PROBLEM DESCRIPTION => Search the records below for the word "Default". Pull out each line that has it.

____

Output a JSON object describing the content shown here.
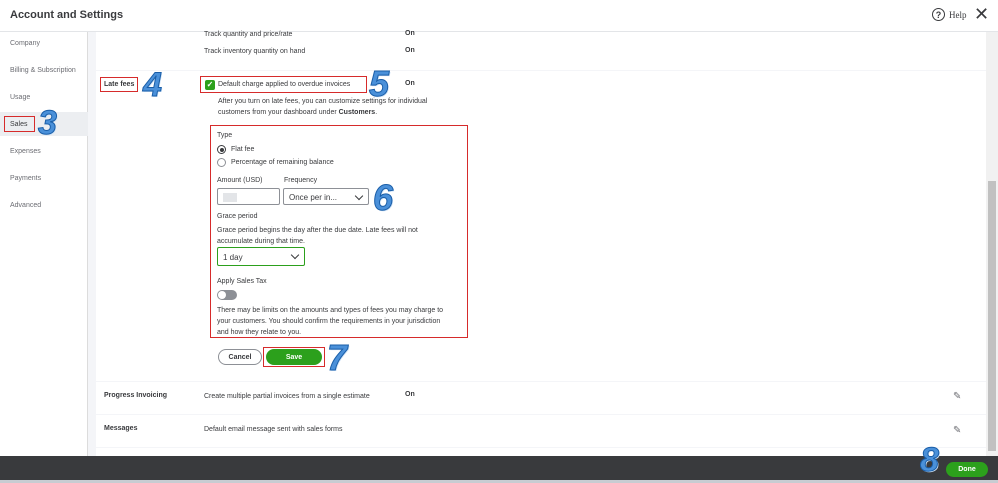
{
  "header": {
    "title": "Account and Settings",
    "help_label": "Help",
    "help_symbol": "?",
    "close_symbol": "✕"
  },
  "sidebar": {
    "items": [
      {
        "label": "Company"
      },
      {
        "label": "Billing & Subscription"
      },
      {
        "label": "Usage"
      },
      {
        "label": "Sales"
      },
      {
        "label": "Expenses"
      },
      {
        "label": "Payments"
      },
      {
        "label": "Advanced"
      }
    ]
  },
  "inventory": {
    "track_qty_price": "Track quantity and price/rate",
    "track_qty_price_value": "On",
    "track_inventory": "Track inventory quantity on hand",
    "track_inventory_value": "On"
  },
  "late_fees": {
    "section_label": "Late fees",
    "checkbox_label": "Default charge applied to overdue invoices",
    "checkbox_checked": true,
    "status": "On",
    "description_1": "After you turn on late fees, you can customize settings for individual",
    "description_2": "customers from your dashboard under ",
    "description_link": "Customers",
    "description_end": ".",
    "type_label": "Type",
    "type_options": [
      "Flat fee",
      "Percentage of remaining balance"
    ],
    "type_selected": "Flat fee",
    "amount_label": "Amount (USD)",
    "amount_value": "",
    "frequency_label": "Frequency",
    "frequency_value": "Once per in...",
    "grace_label": "Grace period",
    "grace_desc_1": "Grace period begins the day after the due date. Late fees will not",
    "grace_desc_2": "accumulate during that time.",
    "grace_value": "1 day",
    "sales_tax_label": "Apply Sales Tax",
    "sales_tax_on": false,
    "limits_1": "There may be limits on the amounts and types of fees you may charge to",
    "limits_2": "your customers. You should confirm the requirements in your jurisdiction",
    "limits_3": "and how they relate to you.",
    "cancel_label": "Cancel",
    "save_label": "Save"
  },
  "progress_invoicing": {
    "label": "Progress Invoicing",
    "description": "Create multiple partial invoices from a single estimate",
    "status": "On"
  },
  "messages": {
    "label": "Messages",
    "description": "Default email message sent with sales forms"
  },
  "footer": {
    "done_label": "Done"
  },
  "annotations": {
    "n3": "3",
    "n4": "4",
    "n5": "5",
    "n6": "6",
    "n7": "7",
    "n8": "8"
  },
  "colors": {
    "accent_green": "#2ca01c",
    "annotation_red": "#d62b2b",
    "annotation_blue": "#4a90d9",
    "footer_bg": "#393a3d"
  }
}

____

ANSWER TO THIS EXERCISE =>
    "checkbox_label": "Default charge applied to overdue invoices",
    "description": "Default email message sent with sales forms"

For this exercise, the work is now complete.